Rating ? (1 star) — but ????? for customer service
ABV 12.5%
Price £7.50 from Naked Wines (£5 if you’re a member)
* Fo’ yo’ info, I didn’t take him up on his offer. It may’ve been disappointing, but it wasn’t bad.

Corriente Del Bio 2009, Pinot Noir

… is serious, poised and (at time of writing) rather good value

A bottle of Corriente Del Bio Pinot Noir from Marks & Spencer

I thought I’d crack open a bottle of this M&S Pinot Noir. It’s reduced right now, y’see, from £8 to a mere 6 — a bargain to which my attention was drawn by Fiona Beckett’s Credit Crunch Drinking.

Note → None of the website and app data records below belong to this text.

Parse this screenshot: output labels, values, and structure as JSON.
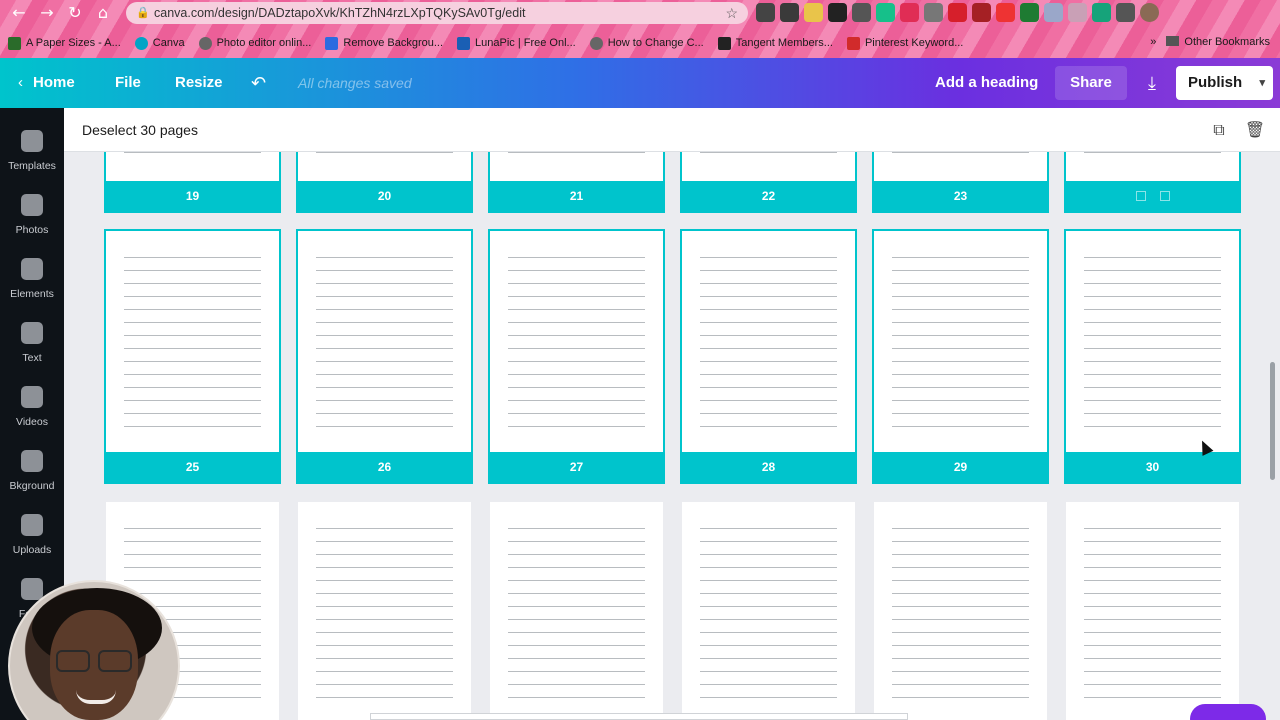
{
  "browser": {
    "url": "canva.com/design/DADztapoXvk/KhTZhN4rzLXpTQKySAv0Tg/edit",
    "bookmarks": [
      "A Paper Sizes - A...",
      "Canva",
      "Photo editor onlin...",
      "Remove Backgrou...",
      "LunaPic | Free Onl...",
      "How to Change C...",
      "Tangent Members...",
      "Pinterest Keyword..."
    ],
    "other_bookmarks": "Other Bookmarks",
    "more_bookmarks": "»"
  },
  "header": {
    "home": "Home",
    "file": "File",
    "resize": "Resize",
    "saved_status": "All changes saved",
    "add_heading": "Add a heading",
    "share": "Share",
    "publish": "Publish"
  },
  "sidebar": {
    "items": [
      {
        "label": "Templates"
      },
      {
        "label": "Photos"
      },
      {
        "label": "Elements"
      },
      {
        "label": "Text"
      },
      {
        "label": "Videos"
      },
      {
        "label": "Bkground"
      },
      {
        "label": "Uploads"
      },
      {
        "label": "Folde"
      }
    ]
  },
  "pagebar": {
    "deselect_label": "Deselect 30 pages"
  },
  "pages": {
    "row1": [
      "19",
      "20",
      "21",
      "22",
      "23",
      ""
    ],
    "row2": [
      "25",
      "26",
      "27",
      "28",
      "29",
      "30"
    ]
  }
}
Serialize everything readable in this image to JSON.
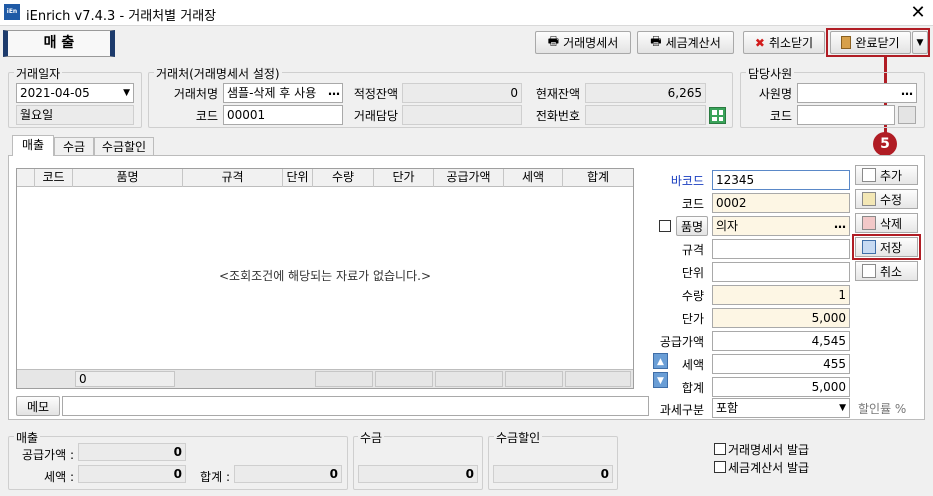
{
  "window": {
    "title": "iEnrich v7.4.3 - 거래처별 거래장",
    "app_icon_text": "iEn",
    "close": "✕"
  },
  "mode_label": "매 출",
  "toolbar": {
    "statement": "거래명세서",
    "tax_invoice": "세금계산서",
    "cancel_close": "취소닫기",
    "done_close": "완료닫기"
  },
  "annotation": {
    "step": "5"
  },
  "trade_date": {
    "label": "거래일자",
    "value": "2021-04-05",
    "weekday": "월요일"
  },
  "client": {
    "group_label": "거래처(거래명세서 설정)",
    "name_label": "거래처명",
    "name_value": "샘플-삭제 후 사용",
    "code_label": "코드",
    "code_value": "00001",
    "opening_label": "적정잔액",
    "opening_value": "0",
    "current_label": "현재잔액",
    "current_value": "6,265",
    "contact_label": "거래담당",
    "contact_value": "",
    "phone_label": "전화번호",
    "phone_value": ""
  },
  "staff": {
    "group_label": "담당사원",
    "name_label": "사원명",
    "name_value": "",
    "code_label": "코드",
    "code_value": ""
  },
  "tabs": [
    "매출",
    "수금",
    "수금할인"
  ],
  "grid": {
    "columns": [
      "코드",
      "품명",
      "규격",
      "단위",
      "수량",
      "단가",
      "공급가액",
      "세액",
      "합계"
    ],
    "empty_message": "<조회조건에 해당되는 자료가 없습니다.>",
    "footer_count": "0"
  },
  "item": {
    "barcode_label": "바코드",
    "barcode_value": "12345",
    "code_label": "코드",
    "code_value": "0002",
    "name_label": "품명",
    "name_value": "의자",
    "spec_label": "규격",
    "spec_value": "",
    "unit_label": "단위",
    "unit_value": "",
    "qty_label": "수량",
    "qty_value": "1",
    "price_label": "단가",
    "price_value": "5,000",
    "supply_label": "공급가액",
    "supply_value": "4,545",
    "tax_label": "세액",
    "tax_value": "455",
    "total_label": "합계",
    "total_value": "5,000",
    "tax_type_label": "과세구분",
    "tax_type_value": "포함",
    "discount_label": "할인률 %"
  },
  "side_buttons": {
    "add": "추가",
    "edit": "수정",
    "delete": "삭제",
    "save": "저장",
    "cancel": "취소"
  },
  "memo": {
    "label": "메모",
    "value": ""
  },
  "summary": {
    "sales_label": "매출",
    "supply_label": "공급가액 :",
    "supply_value": "0",
    "tax_label": "세액 :",
    "tax_value": "0",
    "total_label": "합계 :",
    "total_value": "0",
    "collect_label": "수금",
    "collect_value": "0",
    "discount_label": "수금할인",
    "discount_value": "0"
  },
  "print_options": {
    "statement": "거래명세서 발급",
    "tax_invoice": "세금계산서 발급"
  },
  "colors": {
    "accent_red": "#b01c24",
    "barcode_blue": "#1a3fc0",
    "cream": "#fdf6e4"
  }
}
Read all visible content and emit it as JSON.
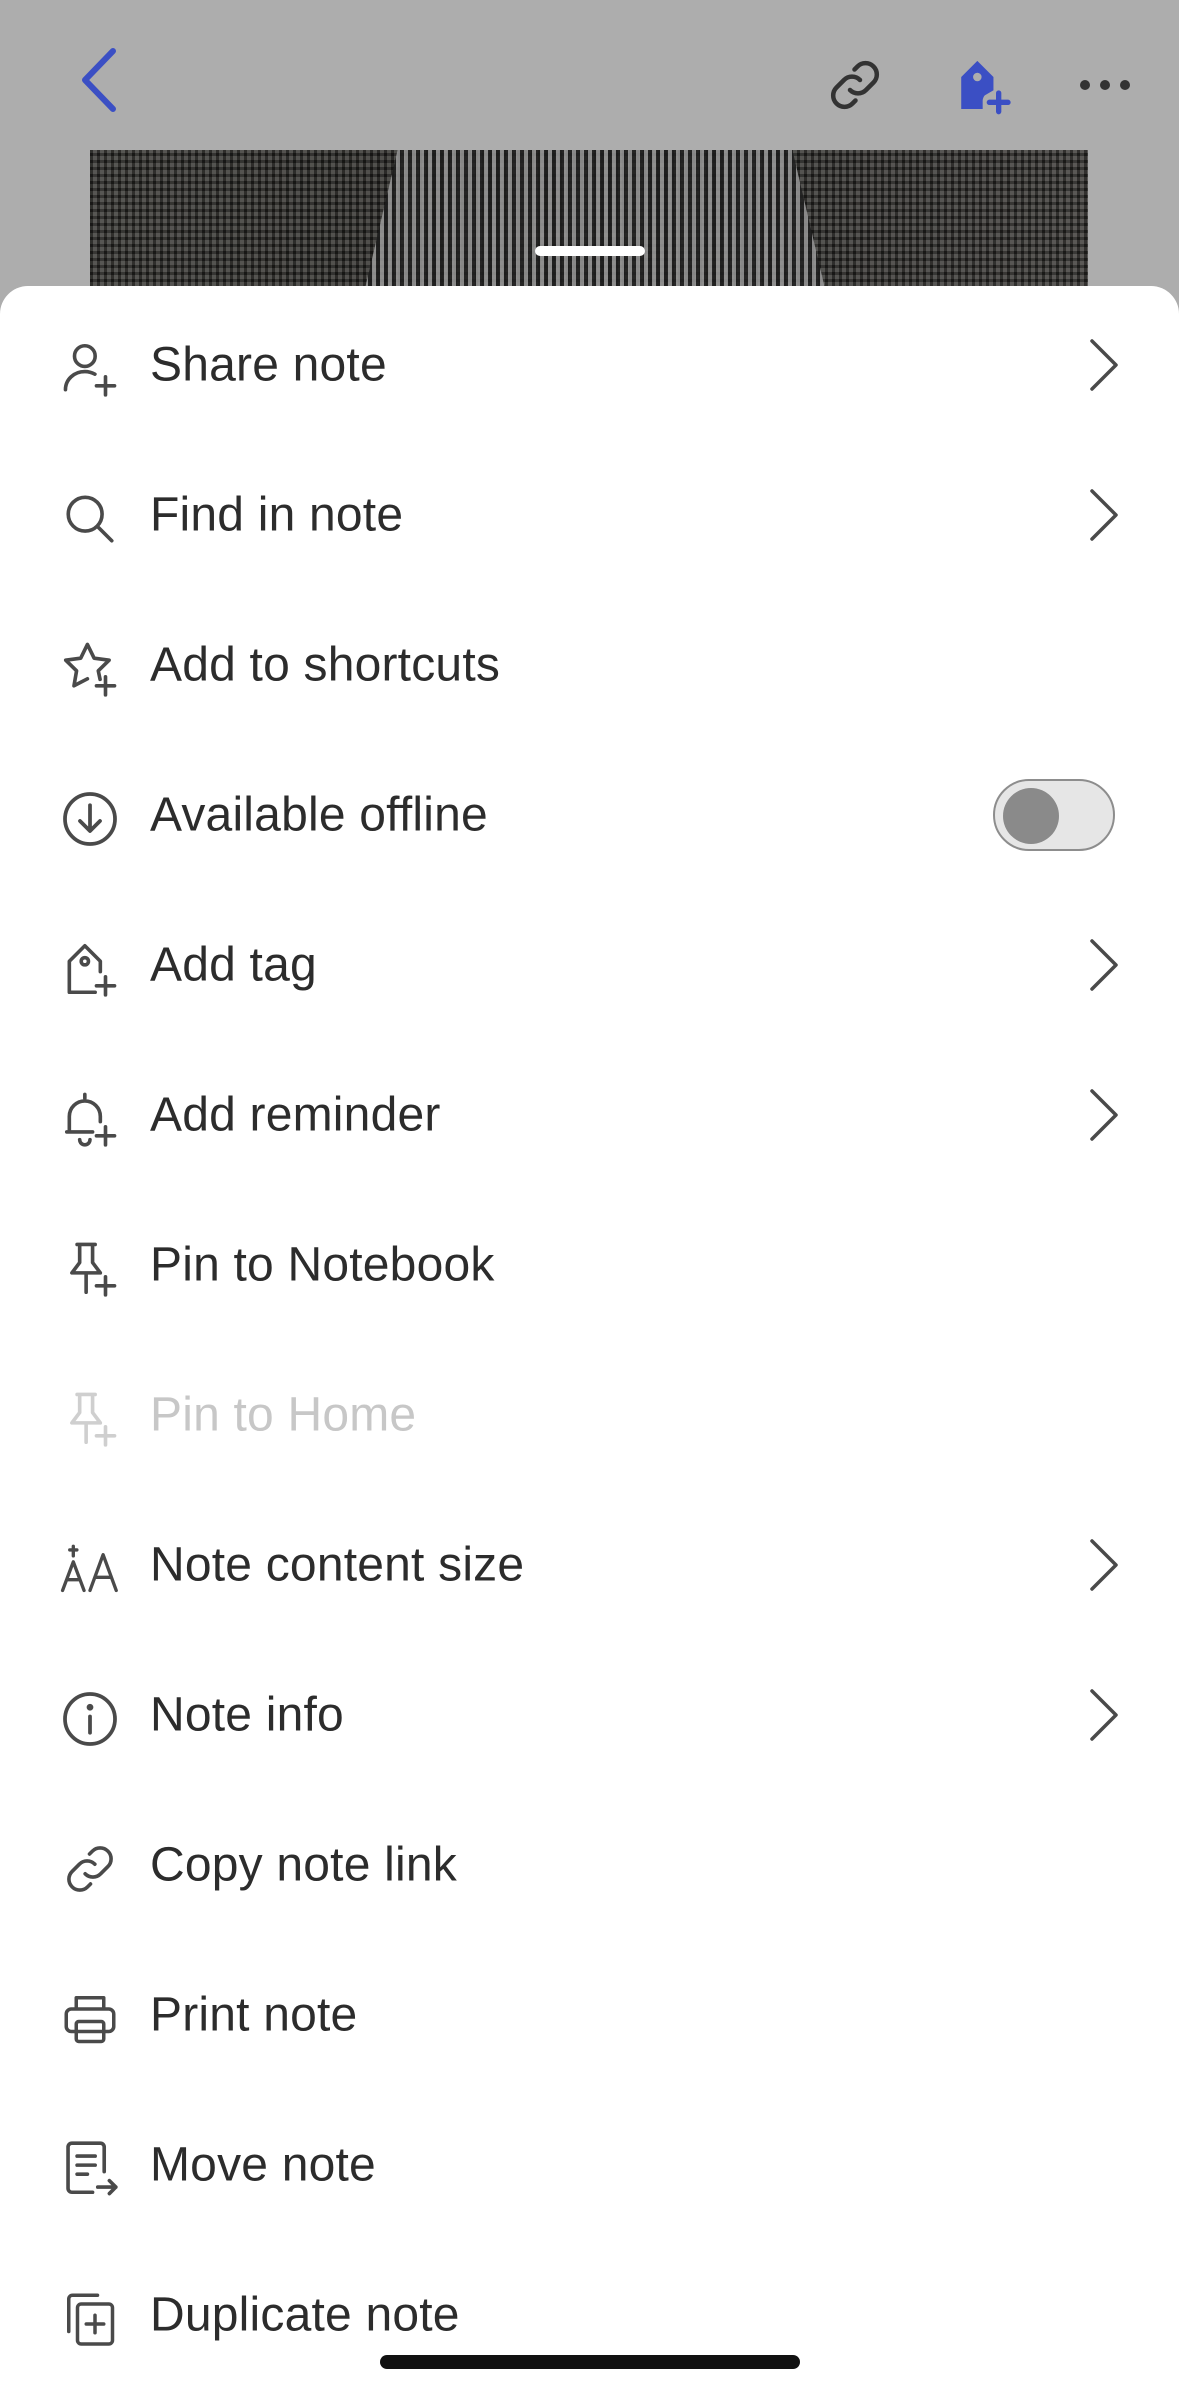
{
  "header": {
    "back_icon": "chevron-left-icon",
    "link_icon": "link-icon",
    "tag_icon": "tag-plus-icon",
    "more_icon": "more-horizontal-icon",
    "accent_color": "#3b4fc4"
  },
  "menu": {
    "items": [
      {
        "label": "Share note",
        "icon": "person-plus-icon",
        "chevron": true
      },
      {
        "label": "Find in note",
        "icon": "search-icon",
        "chevron": true
      },
      {
        "label": "Add to shortcuts",
        "icon": "star-plus-icon",
        "chevron": false
      },
      {
        "label": "Available offline",
        "icon": "download-circle-icon",
        "toggle": false
      },
      {
        "label": "Add tag",
        "icon": "tag-plus-icon",
        "chevron": true
      },
      {
        "label": "Add reminder",
        "icon": "bell-plus-icon",
        "chevron": true
      },
      {
        "label": "Pin to Notebook",
        "icon": "pin-plus-icon",
        "chevron": false
      },
      {
        "label": "Pin to Home",
        "icon": "pin-plus-icon",
        "chevron": false,
        "disabled": true
      },
      {
        "label": "Note content size",
        "icon": "text-size-icon",
        "chevron": true
      },
      {
        "label": "Note info",
        "icon": "info-icon",
        "chevron": true
      },
      {
        "label": "Copy note link",
        "icon": "link-icon",
        "chevron": false
      },
      {
        "label": "Print note",
        "icon": "printer-icon",
        "chevron": false
      },
      {
        "label": "Move note",
        "icon": "move-note-icon",
        "chevron": false
      },
      {
        "label": "Duplicate note",
        "icon": "duplicate-icon",
        "chevron": false
      }
    ]
  },
  "colors": {
    "text": "#2c2c2c",
    "disabled_text": "#c7c7c7",
    "icon": "#4a4a4a"
  }
}
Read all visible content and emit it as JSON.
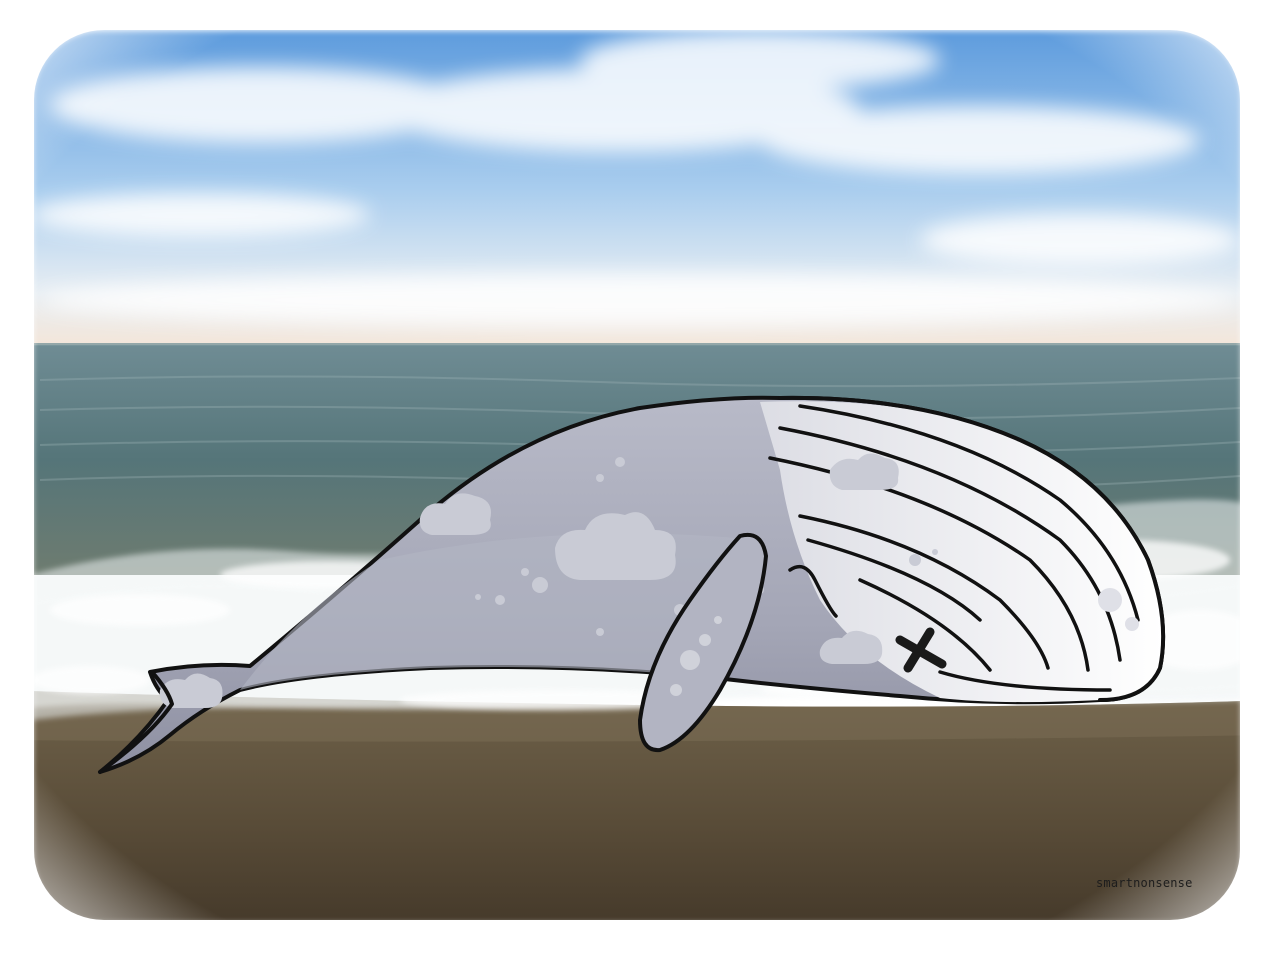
{
  "illustration": {
    "subject": "whale-on-beach",
    "signature": "smartnonsense",
    "colors": {
      "sky_top": "#5e9fdf",
      "sky_horizon": "#f1e6dc",
      "sea": "#5f7e84",
      "surf": "#eef3f4",
      "sand": "#5b4e3a",
      "whale_body": "#a7a9b9",
      "whale_belly": "#ffffff",
      "outline": "#111111",
      "frame": "#ffffff"
    }
  }
}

Now, if you fervently adore pinot noir in the way that I do, your eyes will already be lit up at the prospect of a bottle for £6. But is it good?

Yeah, it’s pretty good. Serious, proper stuff. It doesn’t have that over-veggy, slightly composty thing that some cheaper new world PNs do. And it’s silky light, laced with becoming aromas of orange zest — though I’d like a little more body, please.

(But then, I’m a scrawny wee runt.)

Thanks to relatively prominent tannins, it also has that somewhat austere cranberry dryness. Best with food, I’d say.

Verdict

Not at all bad, M&S. For £6, this is definitely worth a try. It wouldn’t, though, be my £8 pinot noir of choice. I’d take the Wine Society’s Chilean Pinot Noir any day. And use the spare £1 to BUY SWEETS.

But if the notion of a serious, poised kind of wine for £6 grabs you, haul ass down to M&S soon. It won’t be on offer for much longer.

Rating ★★ at full price; ★★★ at its current price
ABV 14%
Price Reduced to £5.99 at Marks & Spencer (usually £7.99)